As a big-ass fan of eating out, I’ve had my share of craptacular waiters and nigh-inedible food platters.
One miserable human being in a Chili’s uniform literally yanked my watered-down margarita out of my mitts and barked, “I don’t care how old you look—I need ID, sweetie.” There was the afternoon at Denny’s when my Slam was anything but Grand, and the she-beast manager refused to give my money back (“That bacon is so not burned, and those eggs look fine to me”). Then, the evening at Applebees when I told the joint to leave the black olives off my nachos (olives are to me what silver crosses are to vampires); the chips arrived blanketed with them, and the waiter huffed and told me to “just pick them off.” And the lunch at Bennigan’s when the service was so slow, I began running to the beverage station to refill Diet Cokes and iced teas for my dining companions.
Those horrible haunts have two things in common. One, they’re all chain restaurants. Corporate chow slingers are much less likely to give a shit about the cookie-cutter cuisine they’re hawking. Second, all those hellholes were located in the suburbs. I’ve found you can keep nasty dining outings to a happy minimum by staying away from chains, and not venturing outside city limits.
Sadly, this isn’t to say my restaurant-going experiences in The Windy City have been all unicorns and rainbows. While relatively rare, there are two visits that stick in my craw:
Before schlepping to Second City, I moseyed into an Old Town sandwich shop to grab a sub. The guy behind the counter saw me, but didn’t say hello. He didn’t say anything, actually—no ‘can I take your order?’ nothing. Being a champion of ‘the customer is king’ concept, I stood my ground and refused to greet him. I stood there and stared, waiting for him to break the silence. You’d think the guy would come out with, “Why are you just staring at me, you crazy broad?” at the least, but no. What was supposed to be a simple exchange of pleasantries, sandwich and cash, turned into the weirdest staring contest I’ve ever been party to. After a full minute of staredown, my money and I went elsewhere.

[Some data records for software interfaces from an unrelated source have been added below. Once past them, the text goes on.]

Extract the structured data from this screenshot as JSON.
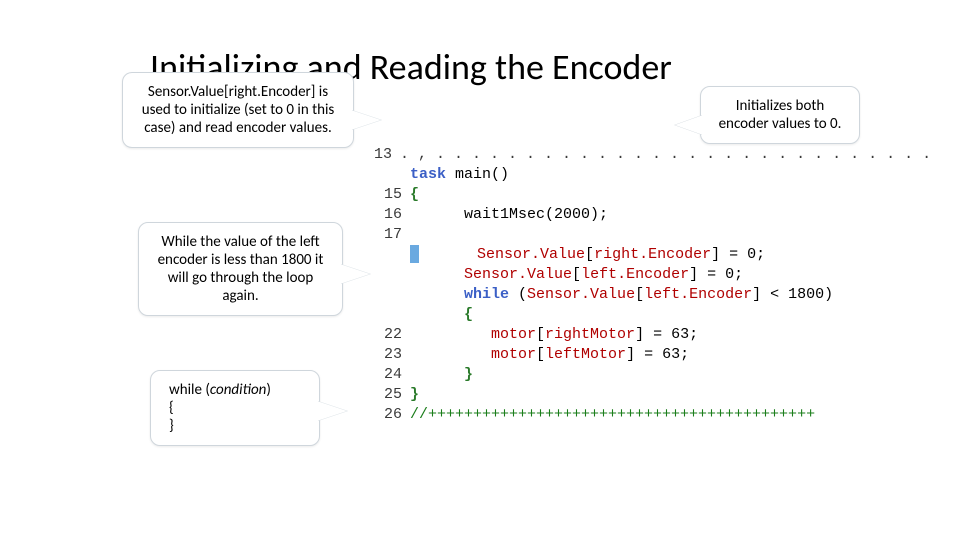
{
  "title": "Initializing and Reading the Encoder",
  "callouts": {
    "c1": "Sensor.Value[right.Encoder] is used to initialize (set to 0 in this case) and read encoder values.",
    "c2": "Initializes both encoder values to 0.",
    "c3": "While the value of the left encoder is less than 1800 it will go through the loop again.",
    "c4_while": "while (",
    "c4_cond": "condition",
    "c4_close": ")",
    "c4_l2": "{",
    "c4_l3": "}"
  },
  "code": {
    "dots": ". , . . . . . . . . . . . . . . . . . . . . . . . . . . . .              . . . . . . . . . . . . . . . . . . . . . . . . ",
    "l13_num": "13",
    "l13_task": "task",
    "l13_main": " main()",
    "l14_num": "  ",
    "l14_brace": "{",
    "l15_num": "15",
    "l16_num": "16",
    "l16_wait": "      wait1Msec(2000);",
    "l17_num": "17",
    "l18_ind": "      ",
    "l18_sv": "Sensor.Value",
    "l18_b": "[",
    "l18_re": "right.Encoder",
    "l18_e": "] = 0;",
    "l19_ind": "      ",
    "l19_sv": "Sensor.Value",
    "l19_b": "[",
    "l19_le": "left.Encoder",
    "l19_e": "] = 0;",
    "l20_ind": "      ",
    "l20_while": "while",
    "l20_paren": " (",
    "l20_sv": "Sensor.Value",
    "l20_b": "[",
    "l20_le": "left.Encoder",
    "l20_e": "] < 1800)",
    "l21_ind": "      ",
    "l21_brace": "{",
    "l22_num": "22",
    "l22_ind": "         ",
    "l22_motor": "motor",
    "l22_b": "[",
    "l22_rm": "rightMotor",
    "l22_e": "] = 63;",
    "l23_num": "23",
    "l23_ind": "         ",
    "l23_motor": "motor",
    "l23_b": "[",
    "l23_lm": "leftMotor",
    "l23_e": "] = 63;",
    "l24_num": "24",
    "l24_ind": "      ",
    "l24_brace": "}",
    "l25_num": "25",
    "l25_brace": "}",
    "l26_num": "26",
    "l26_comment": "//+++++++++++++++++++++++++++++++++++++++++++"
  }
}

A Lincoln Ave kitschy restaurant has an exterior festooned with an outdoorsy motif—bears, lumberjacks, and other stuff hunters might fancy are painted on the walls. The theme continues inside, with log-cabin décor and a game-heavy menu. I come from a long line of people that shoot their food while drinking Old Milwaukee, so I fully support the concept. Woefully, the reality of this place was a gigantic disappointment. They were, almost literally, out of everything. I ordered buffalo—out. What about the venison? Nope. Walleye? Sorry. Pouting, I asked for the catfish platter—nearly 45 minutes later, everyone else had their food, while my placemat was still naked. Finally, the waitress practically threw a plate in front of me—it was the saddest piece of dried-up catfish, held hostage between two halves of a grocery-store bun that looked like it’d been run over by a Ford F-150. It made a Filet O’Fish look like haute damned cuisine.
Like the suburban chains I steer clear of, these two restaurants have one thing in common: Both the sub shop and gamey restaurant are closed. Gee, I wonder why?
Have you ever had a horrible experience at a Chicago restaurant? Share your thoughts with us @CETVMouthful